Items from an interface collection

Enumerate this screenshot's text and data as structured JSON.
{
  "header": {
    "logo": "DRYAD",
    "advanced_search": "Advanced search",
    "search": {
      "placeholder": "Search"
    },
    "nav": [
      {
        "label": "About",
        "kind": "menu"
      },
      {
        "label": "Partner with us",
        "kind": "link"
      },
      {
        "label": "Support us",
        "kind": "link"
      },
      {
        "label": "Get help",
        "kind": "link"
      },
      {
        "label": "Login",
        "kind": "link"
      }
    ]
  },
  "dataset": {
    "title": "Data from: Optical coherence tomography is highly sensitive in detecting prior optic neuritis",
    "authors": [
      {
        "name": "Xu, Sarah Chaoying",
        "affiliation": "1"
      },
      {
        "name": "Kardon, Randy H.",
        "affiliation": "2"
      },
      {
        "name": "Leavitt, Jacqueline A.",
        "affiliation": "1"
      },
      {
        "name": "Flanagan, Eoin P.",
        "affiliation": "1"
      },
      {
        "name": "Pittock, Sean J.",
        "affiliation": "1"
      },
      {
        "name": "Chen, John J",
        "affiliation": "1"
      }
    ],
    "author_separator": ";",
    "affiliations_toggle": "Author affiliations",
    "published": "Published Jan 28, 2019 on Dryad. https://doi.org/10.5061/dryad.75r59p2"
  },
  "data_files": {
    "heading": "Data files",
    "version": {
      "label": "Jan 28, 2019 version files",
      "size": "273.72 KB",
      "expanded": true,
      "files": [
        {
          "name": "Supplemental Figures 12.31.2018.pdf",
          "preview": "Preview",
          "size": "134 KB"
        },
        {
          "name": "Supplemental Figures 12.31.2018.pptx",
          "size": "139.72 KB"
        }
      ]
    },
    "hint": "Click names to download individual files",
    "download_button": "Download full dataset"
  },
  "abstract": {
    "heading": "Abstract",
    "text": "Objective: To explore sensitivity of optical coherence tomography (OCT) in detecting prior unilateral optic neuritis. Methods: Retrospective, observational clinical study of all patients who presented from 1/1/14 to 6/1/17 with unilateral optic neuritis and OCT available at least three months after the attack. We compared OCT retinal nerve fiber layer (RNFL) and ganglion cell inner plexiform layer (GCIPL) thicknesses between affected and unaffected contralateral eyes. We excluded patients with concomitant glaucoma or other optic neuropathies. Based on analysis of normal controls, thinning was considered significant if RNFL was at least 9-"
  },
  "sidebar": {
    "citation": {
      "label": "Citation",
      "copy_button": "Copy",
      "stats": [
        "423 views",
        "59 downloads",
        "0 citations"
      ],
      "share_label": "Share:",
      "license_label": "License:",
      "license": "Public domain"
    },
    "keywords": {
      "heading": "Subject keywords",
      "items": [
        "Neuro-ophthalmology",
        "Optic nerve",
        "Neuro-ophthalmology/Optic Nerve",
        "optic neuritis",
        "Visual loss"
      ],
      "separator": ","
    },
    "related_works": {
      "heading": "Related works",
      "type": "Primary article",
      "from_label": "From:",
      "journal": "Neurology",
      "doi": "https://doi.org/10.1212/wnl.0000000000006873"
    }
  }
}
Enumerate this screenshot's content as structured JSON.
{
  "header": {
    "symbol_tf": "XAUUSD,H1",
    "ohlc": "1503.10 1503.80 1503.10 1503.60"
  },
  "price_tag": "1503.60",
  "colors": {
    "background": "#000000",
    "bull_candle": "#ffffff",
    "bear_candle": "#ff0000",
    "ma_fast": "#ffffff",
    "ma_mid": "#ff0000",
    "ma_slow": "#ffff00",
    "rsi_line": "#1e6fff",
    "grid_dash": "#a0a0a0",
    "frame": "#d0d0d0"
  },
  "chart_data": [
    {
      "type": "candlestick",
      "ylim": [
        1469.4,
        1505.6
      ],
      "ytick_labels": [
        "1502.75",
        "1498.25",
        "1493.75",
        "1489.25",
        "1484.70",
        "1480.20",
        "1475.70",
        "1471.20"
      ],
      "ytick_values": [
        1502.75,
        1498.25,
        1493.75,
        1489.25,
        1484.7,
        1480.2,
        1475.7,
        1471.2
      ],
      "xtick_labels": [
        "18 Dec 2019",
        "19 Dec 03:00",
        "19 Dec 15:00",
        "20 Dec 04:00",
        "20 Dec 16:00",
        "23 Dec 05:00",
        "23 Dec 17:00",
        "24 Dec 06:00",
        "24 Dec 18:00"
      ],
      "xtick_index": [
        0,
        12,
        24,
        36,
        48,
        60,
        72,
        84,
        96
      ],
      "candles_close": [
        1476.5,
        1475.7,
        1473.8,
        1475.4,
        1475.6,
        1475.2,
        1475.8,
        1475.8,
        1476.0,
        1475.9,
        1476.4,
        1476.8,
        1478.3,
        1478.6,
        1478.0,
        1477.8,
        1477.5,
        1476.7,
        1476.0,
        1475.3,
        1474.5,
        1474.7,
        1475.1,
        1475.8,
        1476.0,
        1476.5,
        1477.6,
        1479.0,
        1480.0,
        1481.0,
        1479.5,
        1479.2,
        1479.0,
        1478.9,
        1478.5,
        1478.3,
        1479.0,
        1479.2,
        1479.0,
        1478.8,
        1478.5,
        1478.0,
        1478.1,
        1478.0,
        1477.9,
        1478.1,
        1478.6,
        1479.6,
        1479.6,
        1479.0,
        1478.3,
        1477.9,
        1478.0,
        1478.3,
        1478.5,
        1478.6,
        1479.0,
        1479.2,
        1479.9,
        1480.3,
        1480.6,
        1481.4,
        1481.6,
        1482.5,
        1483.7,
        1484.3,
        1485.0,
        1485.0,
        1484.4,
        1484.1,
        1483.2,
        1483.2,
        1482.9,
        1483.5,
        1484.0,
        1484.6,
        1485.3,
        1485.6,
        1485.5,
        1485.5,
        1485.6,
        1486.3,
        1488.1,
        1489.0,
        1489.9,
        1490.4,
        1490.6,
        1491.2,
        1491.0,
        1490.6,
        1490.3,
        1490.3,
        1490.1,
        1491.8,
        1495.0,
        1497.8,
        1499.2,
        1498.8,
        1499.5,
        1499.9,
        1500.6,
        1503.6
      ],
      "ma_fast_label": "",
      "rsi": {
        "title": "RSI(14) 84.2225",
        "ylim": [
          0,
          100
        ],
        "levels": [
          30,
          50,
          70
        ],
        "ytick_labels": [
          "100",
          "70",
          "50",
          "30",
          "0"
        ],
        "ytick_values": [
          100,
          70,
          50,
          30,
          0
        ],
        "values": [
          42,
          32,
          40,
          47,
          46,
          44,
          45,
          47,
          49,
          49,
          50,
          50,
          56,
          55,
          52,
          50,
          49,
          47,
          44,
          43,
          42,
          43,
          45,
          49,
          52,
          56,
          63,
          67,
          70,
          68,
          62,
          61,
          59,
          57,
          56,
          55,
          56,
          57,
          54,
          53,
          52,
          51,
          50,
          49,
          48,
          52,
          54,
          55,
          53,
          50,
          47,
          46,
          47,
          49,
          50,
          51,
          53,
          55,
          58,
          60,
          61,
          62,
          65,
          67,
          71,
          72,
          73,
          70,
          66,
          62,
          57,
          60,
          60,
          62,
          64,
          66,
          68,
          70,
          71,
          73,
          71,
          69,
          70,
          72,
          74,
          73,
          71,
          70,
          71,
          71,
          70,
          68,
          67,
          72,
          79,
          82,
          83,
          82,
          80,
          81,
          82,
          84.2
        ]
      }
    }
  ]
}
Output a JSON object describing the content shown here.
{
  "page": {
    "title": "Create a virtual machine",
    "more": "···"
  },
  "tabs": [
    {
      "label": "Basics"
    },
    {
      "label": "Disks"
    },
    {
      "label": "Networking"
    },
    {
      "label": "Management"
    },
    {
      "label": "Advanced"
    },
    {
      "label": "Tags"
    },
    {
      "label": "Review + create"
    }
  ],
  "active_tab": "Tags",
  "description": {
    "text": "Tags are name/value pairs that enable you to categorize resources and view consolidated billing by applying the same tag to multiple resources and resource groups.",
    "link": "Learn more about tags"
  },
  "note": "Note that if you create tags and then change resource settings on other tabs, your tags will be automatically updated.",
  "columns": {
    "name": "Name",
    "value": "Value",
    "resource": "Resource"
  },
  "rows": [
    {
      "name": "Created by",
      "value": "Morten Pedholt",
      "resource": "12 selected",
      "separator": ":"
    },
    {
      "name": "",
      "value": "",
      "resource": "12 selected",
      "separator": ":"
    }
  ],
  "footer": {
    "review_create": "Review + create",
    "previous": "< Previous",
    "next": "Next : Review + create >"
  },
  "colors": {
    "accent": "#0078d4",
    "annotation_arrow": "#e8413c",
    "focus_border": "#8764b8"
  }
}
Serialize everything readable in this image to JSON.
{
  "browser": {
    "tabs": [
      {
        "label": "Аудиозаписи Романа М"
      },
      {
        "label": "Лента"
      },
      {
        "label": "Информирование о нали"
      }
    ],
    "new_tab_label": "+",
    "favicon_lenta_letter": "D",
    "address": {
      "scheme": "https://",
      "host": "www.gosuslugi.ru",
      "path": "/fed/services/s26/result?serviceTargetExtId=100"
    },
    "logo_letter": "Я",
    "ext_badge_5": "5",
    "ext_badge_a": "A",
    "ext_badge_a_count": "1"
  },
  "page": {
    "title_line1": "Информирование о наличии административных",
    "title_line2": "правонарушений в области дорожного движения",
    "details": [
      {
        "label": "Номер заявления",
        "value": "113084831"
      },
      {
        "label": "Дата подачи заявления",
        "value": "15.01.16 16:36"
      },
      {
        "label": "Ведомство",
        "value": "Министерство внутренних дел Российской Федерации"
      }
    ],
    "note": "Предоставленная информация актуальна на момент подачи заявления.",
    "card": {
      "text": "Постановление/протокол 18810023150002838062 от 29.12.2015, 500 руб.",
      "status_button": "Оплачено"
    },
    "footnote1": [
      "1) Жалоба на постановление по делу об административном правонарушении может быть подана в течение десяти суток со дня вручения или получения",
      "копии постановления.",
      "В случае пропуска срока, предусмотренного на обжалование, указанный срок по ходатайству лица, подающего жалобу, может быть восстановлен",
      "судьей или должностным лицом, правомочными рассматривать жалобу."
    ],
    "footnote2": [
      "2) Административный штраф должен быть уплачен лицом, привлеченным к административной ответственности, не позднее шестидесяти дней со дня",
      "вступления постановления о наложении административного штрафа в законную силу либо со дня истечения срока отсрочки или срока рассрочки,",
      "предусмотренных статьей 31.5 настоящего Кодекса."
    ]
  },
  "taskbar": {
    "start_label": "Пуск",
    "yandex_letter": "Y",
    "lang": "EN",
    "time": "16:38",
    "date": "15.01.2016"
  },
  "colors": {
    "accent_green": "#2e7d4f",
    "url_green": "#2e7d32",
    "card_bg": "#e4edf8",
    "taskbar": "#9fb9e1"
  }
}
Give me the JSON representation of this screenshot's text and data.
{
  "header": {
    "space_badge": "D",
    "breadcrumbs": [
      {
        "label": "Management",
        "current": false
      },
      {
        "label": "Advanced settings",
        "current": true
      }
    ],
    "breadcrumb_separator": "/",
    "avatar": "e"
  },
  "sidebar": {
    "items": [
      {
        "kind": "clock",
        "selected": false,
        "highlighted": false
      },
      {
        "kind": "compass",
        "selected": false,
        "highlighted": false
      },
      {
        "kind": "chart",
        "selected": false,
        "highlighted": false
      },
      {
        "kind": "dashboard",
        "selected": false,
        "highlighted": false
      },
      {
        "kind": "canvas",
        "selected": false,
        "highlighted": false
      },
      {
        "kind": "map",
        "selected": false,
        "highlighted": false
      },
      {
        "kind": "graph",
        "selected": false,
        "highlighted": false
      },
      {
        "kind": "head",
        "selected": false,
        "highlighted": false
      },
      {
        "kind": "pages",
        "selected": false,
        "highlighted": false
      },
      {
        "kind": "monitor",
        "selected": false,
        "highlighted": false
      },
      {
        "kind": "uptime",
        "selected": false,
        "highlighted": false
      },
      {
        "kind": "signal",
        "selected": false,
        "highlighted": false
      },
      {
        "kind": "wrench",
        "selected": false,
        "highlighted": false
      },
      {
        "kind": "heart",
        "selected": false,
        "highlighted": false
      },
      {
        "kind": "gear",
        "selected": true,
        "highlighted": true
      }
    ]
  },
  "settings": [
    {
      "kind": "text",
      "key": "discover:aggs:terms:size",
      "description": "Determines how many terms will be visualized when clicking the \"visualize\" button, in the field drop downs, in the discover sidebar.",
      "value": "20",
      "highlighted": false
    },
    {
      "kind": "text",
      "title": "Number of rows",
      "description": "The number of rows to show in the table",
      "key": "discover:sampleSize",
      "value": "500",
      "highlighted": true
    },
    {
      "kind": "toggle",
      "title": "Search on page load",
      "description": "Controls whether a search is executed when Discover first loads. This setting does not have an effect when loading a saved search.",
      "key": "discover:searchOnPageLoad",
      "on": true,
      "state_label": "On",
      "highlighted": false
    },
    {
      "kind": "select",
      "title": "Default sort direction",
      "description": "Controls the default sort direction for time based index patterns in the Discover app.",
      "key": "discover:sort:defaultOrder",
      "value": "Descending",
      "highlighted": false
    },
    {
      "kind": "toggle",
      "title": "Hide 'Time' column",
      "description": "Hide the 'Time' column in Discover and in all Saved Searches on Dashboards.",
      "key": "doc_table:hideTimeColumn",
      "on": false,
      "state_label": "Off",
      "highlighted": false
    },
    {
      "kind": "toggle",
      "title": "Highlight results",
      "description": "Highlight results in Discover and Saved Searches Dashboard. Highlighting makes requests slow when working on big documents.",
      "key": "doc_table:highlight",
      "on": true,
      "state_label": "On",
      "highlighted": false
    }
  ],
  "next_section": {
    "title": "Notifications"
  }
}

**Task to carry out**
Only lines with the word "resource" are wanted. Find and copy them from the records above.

**Exercise answer**
    "text": "Tags are name/value pairs that enable you to categorize resources and view consolidated billing by applying the same tag to multiple resources and resource groups.",
  "note": "Note that if you create tags and then change resource settings on other tabs, your tags will be automatically updated.",
    "resource": "Resource"
      "resource": "12 selected",
      "resource": "12 selected",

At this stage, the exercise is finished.